Funding cycles are relatively formulaic and there is seldom much variation. New modes of financing occasionally break into the market (such as equity crowdfunding), but they are yet to significantly disrupt the status quo.
Could DAOs finally be the vehicle to change that? Here are some of the ways in which DAOs have been and are currently being used for funding:
All of the DAOs listed above are funding vehicles in their own way, each with their own purpose and governance structures. However, the vehicle relevant to this article is a sub-category of investment DAOs, which are known as venture DAOs. This type of DAO operates by members pooling capital together, typically to invest in early-stage Web 3.0 start-ups, protocols and off-chain investments.

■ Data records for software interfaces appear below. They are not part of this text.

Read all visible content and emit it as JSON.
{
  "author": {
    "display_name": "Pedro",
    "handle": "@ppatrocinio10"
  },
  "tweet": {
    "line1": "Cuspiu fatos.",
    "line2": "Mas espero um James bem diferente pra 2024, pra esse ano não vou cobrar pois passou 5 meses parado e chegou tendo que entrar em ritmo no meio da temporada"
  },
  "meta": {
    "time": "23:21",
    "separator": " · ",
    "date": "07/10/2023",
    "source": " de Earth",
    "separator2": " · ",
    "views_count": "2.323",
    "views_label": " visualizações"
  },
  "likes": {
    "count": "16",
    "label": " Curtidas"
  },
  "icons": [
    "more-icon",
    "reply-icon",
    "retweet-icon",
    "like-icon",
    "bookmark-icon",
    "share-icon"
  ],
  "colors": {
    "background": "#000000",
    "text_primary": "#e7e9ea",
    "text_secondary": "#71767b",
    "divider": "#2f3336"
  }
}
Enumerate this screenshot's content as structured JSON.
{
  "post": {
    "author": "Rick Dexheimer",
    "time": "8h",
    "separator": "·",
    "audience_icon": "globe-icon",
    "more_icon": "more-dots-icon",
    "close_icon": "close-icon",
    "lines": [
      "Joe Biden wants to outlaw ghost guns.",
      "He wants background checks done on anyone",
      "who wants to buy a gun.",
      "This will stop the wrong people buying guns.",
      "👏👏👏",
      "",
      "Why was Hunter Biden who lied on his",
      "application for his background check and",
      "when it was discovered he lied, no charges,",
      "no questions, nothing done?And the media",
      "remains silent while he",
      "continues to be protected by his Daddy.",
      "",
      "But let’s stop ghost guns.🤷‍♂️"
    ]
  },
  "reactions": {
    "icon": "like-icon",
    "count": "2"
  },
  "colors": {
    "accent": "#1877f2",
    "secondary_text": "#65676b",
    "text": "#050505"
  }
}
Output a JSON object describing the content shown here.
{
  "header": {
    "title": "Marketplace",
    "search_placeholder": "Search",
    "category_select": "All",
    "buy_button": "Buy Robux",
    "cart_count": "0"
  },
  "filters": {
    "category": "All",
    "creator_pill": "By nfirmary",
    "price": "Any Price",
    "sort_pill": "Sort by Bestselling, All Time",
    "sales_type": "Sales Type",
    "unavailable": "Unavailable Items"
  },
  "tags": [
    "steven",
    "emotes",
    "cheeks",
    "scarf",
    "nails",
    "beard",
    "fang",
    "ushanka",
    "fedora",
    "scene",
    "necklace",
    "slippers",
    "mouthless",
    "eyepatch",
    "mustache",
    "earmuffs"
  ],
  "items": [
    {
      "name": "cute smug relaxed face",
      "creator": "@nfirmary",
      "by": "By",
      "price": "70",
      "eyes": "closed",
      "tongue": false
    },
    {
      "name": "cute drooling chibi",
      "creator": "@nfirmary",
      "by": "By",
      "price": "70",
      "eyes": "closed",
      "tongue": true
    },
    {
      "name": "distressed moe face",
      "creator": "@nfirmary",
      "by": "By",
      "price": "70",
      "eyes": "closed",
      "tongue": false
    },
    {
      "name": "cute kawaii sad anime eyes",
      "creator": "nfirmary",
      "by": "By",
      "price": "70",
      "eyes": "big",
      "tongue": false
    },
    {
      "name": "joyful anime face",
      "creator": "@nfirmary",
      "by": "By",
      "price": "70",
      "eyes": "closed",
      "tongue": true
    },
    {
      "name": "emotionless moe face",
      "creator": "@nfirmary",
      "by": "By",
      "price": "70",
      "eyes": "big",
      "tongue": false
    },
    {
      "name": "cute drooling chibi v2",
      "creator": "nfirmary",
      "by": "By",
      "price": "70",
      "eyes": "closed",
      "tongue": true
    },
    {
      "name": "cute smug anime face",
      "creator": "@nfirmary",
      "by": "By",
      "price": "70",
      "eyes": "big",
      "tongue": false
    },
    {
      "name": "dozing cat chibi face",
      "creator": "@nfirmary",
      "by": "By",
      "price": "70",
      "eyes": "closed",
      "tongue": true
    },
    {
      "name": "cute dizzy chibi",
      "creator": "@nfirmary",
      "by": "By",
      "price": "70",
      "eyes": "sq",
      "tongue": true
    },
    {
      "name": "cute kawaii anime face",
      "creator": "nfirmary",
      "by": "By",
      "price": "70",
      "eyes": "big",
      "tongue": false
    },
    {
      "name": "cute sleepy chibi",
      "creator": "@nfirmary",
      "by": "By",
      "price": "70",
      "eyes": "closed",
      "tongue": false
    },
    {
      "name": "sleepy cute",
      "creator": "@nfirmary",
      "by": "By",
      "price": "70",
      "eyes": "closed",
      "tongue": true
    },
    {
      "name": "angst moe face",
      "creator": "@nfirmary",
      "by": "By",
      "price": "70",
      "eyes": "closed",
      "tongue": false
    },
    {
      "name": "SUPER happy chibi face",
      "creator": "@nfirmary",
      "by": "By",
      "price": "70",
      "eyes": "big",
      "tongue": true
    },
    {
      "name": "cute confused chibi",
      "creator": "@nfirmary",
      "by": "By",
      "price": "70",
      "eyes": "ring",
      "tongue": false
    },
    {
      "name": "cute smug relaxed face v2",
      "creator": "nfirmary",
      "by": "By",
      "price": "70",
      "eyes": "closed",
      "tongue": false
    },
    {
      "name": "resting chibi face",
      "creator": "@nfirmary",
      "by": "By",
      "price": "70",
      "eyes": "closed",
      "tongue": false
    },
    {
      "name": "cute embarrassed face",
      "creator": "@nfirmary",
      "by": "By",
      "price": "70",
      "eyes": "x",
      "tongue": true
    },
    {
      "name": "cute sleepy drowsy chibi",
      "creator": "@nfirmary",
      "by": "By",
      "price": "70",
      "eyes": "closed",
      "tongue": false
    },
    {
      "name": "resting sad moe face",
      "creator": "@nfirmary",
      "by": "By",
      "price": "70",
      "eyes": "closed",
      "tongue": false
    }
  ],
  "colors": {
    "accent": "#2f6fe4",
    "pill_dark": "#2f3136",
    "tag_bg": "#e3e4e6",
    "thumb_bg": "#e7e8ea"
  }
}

Venture DAOs function very much in the same way as other DAOs (ie running on smart contracts). Its members (ie token-holders) pool capital, and the smart contracts will then invest the monies in ventures on either a pre-determined basis, or by a consensus. The returns on investment are then automatically distributed under pre-established governance terms in the smart contracts.
Venture DAOs are typically set up using a token-based system, with voting rights on a one-token one-vote basis. This can vary depending on how each DAO is set up. Alternatively, venture DAOs can be set up so that governance decisions are made by user reputation, based on on-chain data, which shows their versatility to suit both the needs of the investor and the investee.
Some real-world examples of venture DAOs are MetaCartel, SeedClub and DAO VC. MetaCartel was the first venture DAO and was founded in 2018. Its community consists of crypto-native founders, builders, engineers and investors, which provide capital, open-source tooling and apps to help support the growth of the DAO ecosystem.
The main difference between venture DAOs and VCs are its modes of governance. A VC’s direction and sector focus are determined by its leadership or management group. Venture DAOs, however, offer a more democratic approach, with decisions generally made on a majority consensus.
Unlike traditional VCs, venture DAOs provide greater access for investors, allowing members to find potential investments and even contribute to the due diligence process. There is also shared upside, whereby all members can benefit from the success of investments, not just a small number of partners.
Also, it has been argued that VCs focus on distributing their capital in a narrow range of sectors, resulting in an entrenchment of views and less innovation across the market. This is potentially the most important use case of DAOs, as they can liberalise early-stage, high-growth funding and arguably provide a plethora of new ventures access to vital funding.
DAOs should not be seen as a revolutionary competitor to VCs in terms of the equity investment market, and there is a limit to the level of disruption that they can cause. Venture DAOs should instead be seen as a participant in a different market, rather than a disruptive new player in early-stage, high-growth funding.
However, with the growth in Web 3.0 initiatives and projects in the metaverse, the number and variety of applications of DAOs will continue to rise. Any VCs that want to operate in the Web 3.0 space will be forced to adapt and branch out into these fields, or they will quickly get left behind.
There are also some concerns about how venture DAOs are to be regulated by the FCA, including anti-money laundering measures and whether they conduct regulated activities, but this is outside the scope of this article.
In summary, venture DAOs provide a new and exciting mode of funding in the market, but their impact will be very much limited to the sphere in which they operate, and they are unlikely to significantly shake up the current early-stage, high-growth funding landscape.